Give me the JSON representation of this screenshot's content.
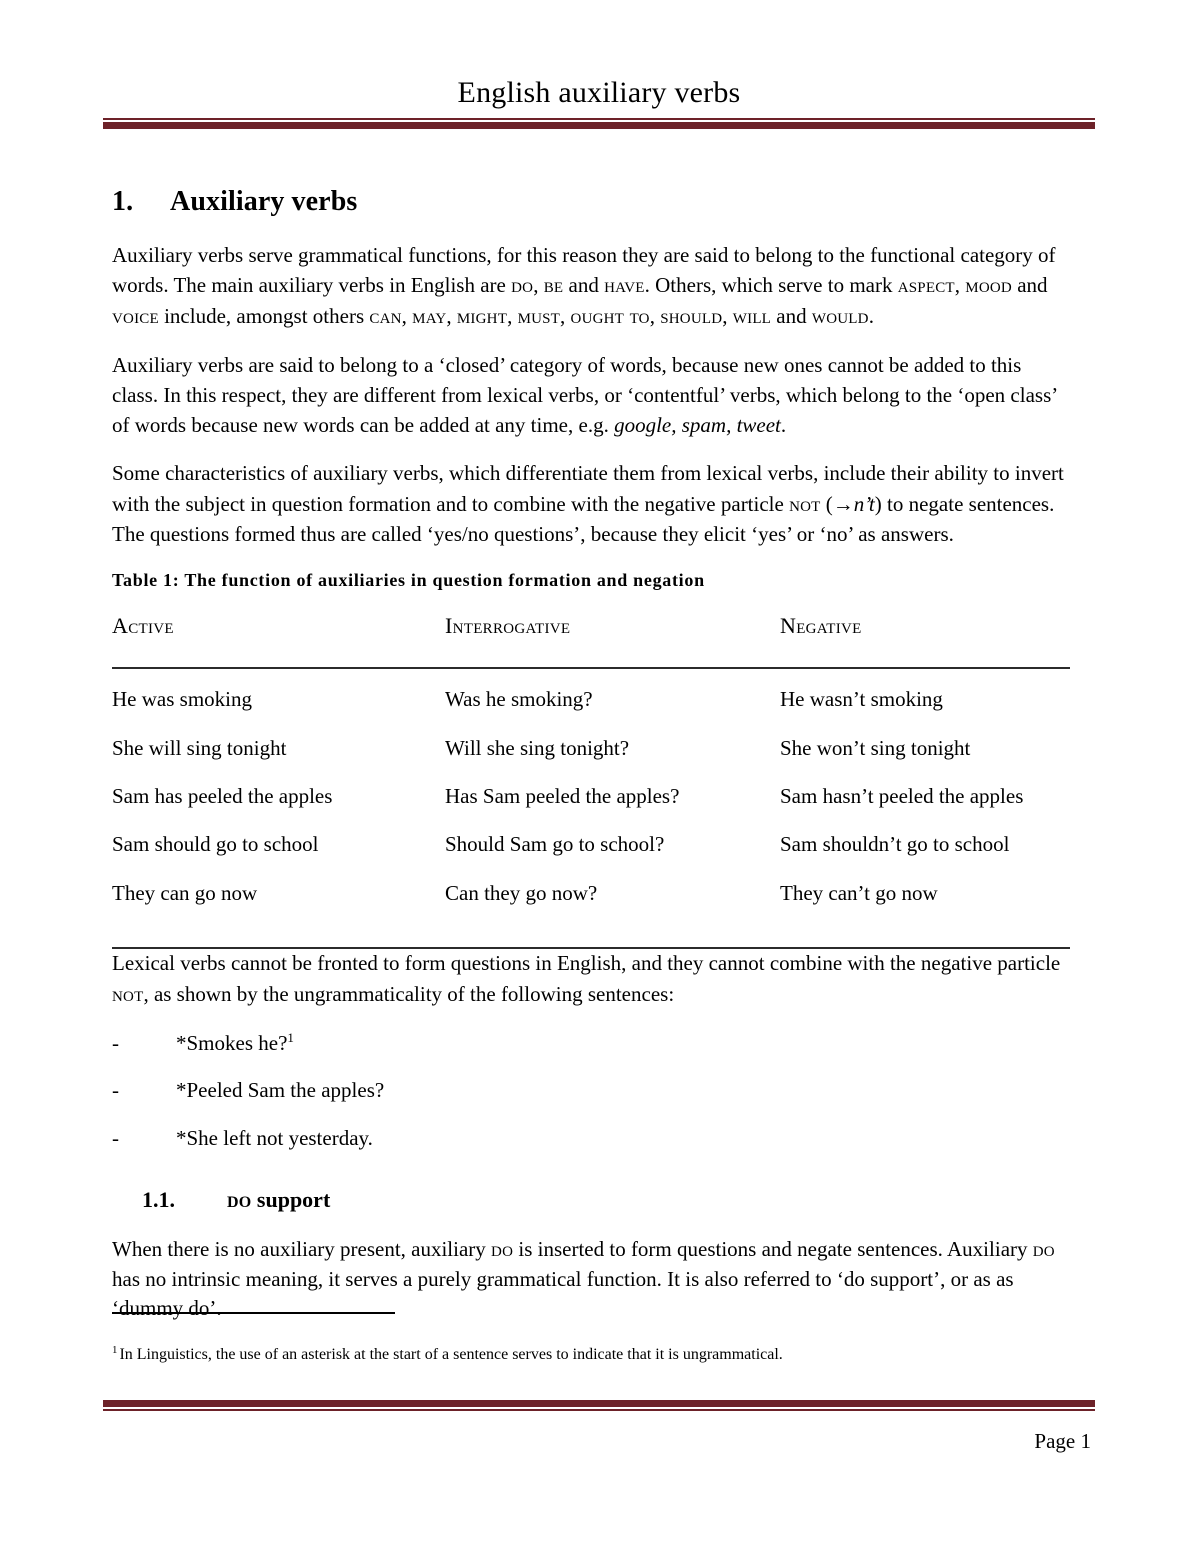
{
  "header": {
    "title": "English auxiliary verbs",
    "rule_color": "#6D2229"
  },
  "section": {
    "number": "1.",
    "title": "Auxiliary verbs"
  },
  "paragraphs": {
    "p1": {
      "a": "Auxiliary verbs serve grammatical functions, for this reason they are said to belong to the functional category of words. The main auxiliary verbs in English are ",
      "sc1": "do",
      "b": ", ",
      "sc2": "be",
      "c": " and ",
      "sc3": "have",
      "d": ". Others, which serve to mark ",
      "sc4": "aspect",
      "e": ", ",
      "sc5": "mood",
      "f": " and ",
      "sc6": "voice",
      "g": " include, amongst others ",
      "sc7": "can",
      "h": ", ",
      "sc8": "may",
      "i": ", ",
      "sc9": "might",
      "j": ", ",
      "sc10": "must",
      "k": ", ",
      "sc11": "ought to",
      "l": ", ",
      "sc12": "should",
      "m": ", ",
      "sc13": "will",
      "n": " and ",
      "sc14": "would",
      "o": "."
    },
    "p2": {
      "a": "Auxiliary verbs are said to belong to a ‘closed’ category of words, because new ones cannot be added to this class. In this respect, they are different from lexical verbs, or ‘contentful’ verbs, which belong to the ‘open class’ of words because new words can be added at any time, e.g. ",
      "it1": "google, spam, tweet",
      "b": "."
    },
    "p3": {
      "a": "Some characteristics of auxiliary verbs, which differentiate them from lexical verbs, include their ability to invert with the subject in question formation and to combine with the negative particle ",
      "sc1": "not",
      "b": " (→",
      "it1": "n’t",
      "c": ") to negate sentences. The questions formed thus are called ‘yes/no questions’, because they elicit ‘yes’ or ‘no’ as answers."
    },
    "p4": {
      "a": "Lexical verbs cannot be fronted to form questions in English, and they cannot combine with the negative particle ",
      "sc1": "not",
      "b": ", as shown by the ungrammaticality of the following sentences:"
    },
    "p5": {
      "a": "When there is no auxiliary present, auxiliary ",
      "sc1": "do",
      "b": " is inserted to form questions and negate sentences. Auxiliary ",
      "sc2": "do",
      "c": " has no intrinsic meaning, it serves a purely grammatical function. It is also referred to ‘do support’, or as as ‘dummy do’."
    }
  },
  "table": {
    "caption": "Table 1: The function of auxiliaries in question formation and negation",
    "headers": [
      "Active",
      "Interrogative",
      "Negative"
    ],
    "rows": [
      [
        "He was smoking",
        "Was he smoking?",
        "He wasn’t smoking"
      ],
      [
        "She will sing tonight",
        "Will she sing tonight?",
        "She won’t sing tonight"
      ],
      [
        "Sam has peeled the apples",
        "Has Sam peeled the apples?",
        "Sam hasn’t peeled the apples"
      ],
      [
        "Sam should go to school",
        "Should Sam go to school?",
        "Sam shouldn’t go to school"
      ],
      [
        "They can go now",
        "Can they go now?",
        "They can’t go now"
      ]
    ]
  },
  "examples": {
    "marker": "-",
    "items": [
      {
        "text": "*Smokes he?",
        "footnote_ref": "1"
      },
      {
        "text": "*Peeled Sam the apples?",
        "footnote_ref": ""
      },
      {
        "text": "*She left not yesterday.",
        "footnote_ref": ""
      }
    ]
  },
  "subsection": {
    "number": "1.1.",
    "title_sc": "do",
    "title_rest": " support"
  },
  "footnote": {
    "ref": "1",
    "text": "In Linguistics, the use of an asterisk at the start of a sentence serves to indicate that it is ungrammatical."
  },
  "footer": {
    "page_label": "Page 1"
  }
}
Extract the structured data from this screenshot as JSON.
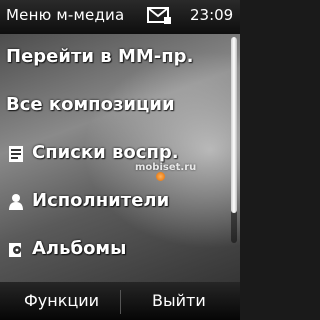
{
  "status_bar": {
    "title": "Меню м-медиа",
    "time": "23:09",
    "message_icon": "envelope-icon"
  },
  "menu": {
    "items": [
      {
        "label": "Перейти в ММ-пр.",
        "icon": null
      },
      {
        "label": "Все композиции",
        "icon": null
      },
      {
        "label": "Списки воспр.",
        "icon": "playlist-icon"
      },
      {
        "label": "Исполнители",
        "icon": "person-icon"
      },
      {
        "label": "Альбомы",
        "icon": "album-icon"
      }
    ],
    "scroll_position": 0.85
  },
  "watermark": "mobiset.ru",
  "softkeys": {
    "left": "Функции",
    "right": "Выйти"
  },
  "colors": {
    "text": "#ffffff",
    "bar_background": "#0e0e0e",
    "watermark_dot": "#e06a00"
  }
}
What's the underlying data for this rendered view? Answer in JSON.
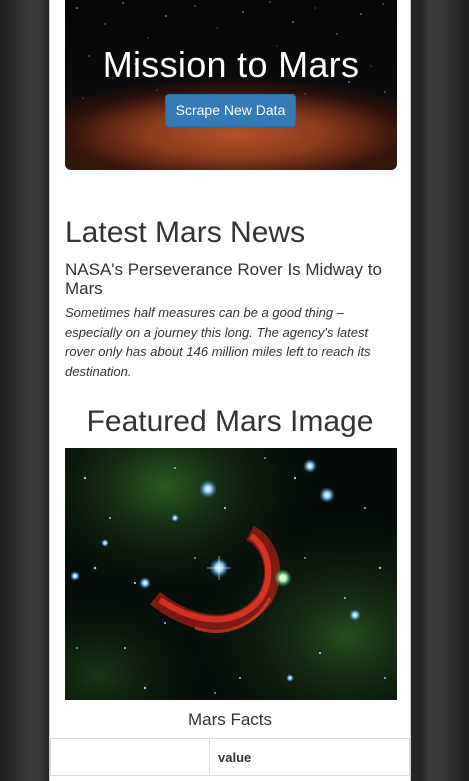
{
  "jumbotron": {
    "title": "Mission to Mars",
    "button_label": "Scrape New Data"
  },
  "news": {
    "heading": "Latest Mars News",
    "title": "NASA's Perseverance Rover Is Midway to Mars",
    "teaser": "Sometimes half measures can be a good thing – especially on a journey this long. The agency's latest rover only has about 146 million miles left to reach its destination."
  },
  "featured": {
    "heading": "Featured Mars Image"
  },
  "facts": {
    "caption": "Mars Facts",
    "columns": [
      "",
      "value"
    ]
  },
  "colors": {
    "button": "#337ab7",
    "page_background": "#ffffff",
    "outer_background": "#2b2b2b"
  }
}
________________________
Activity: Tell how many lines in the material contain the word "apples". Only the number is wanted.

Answer below: 4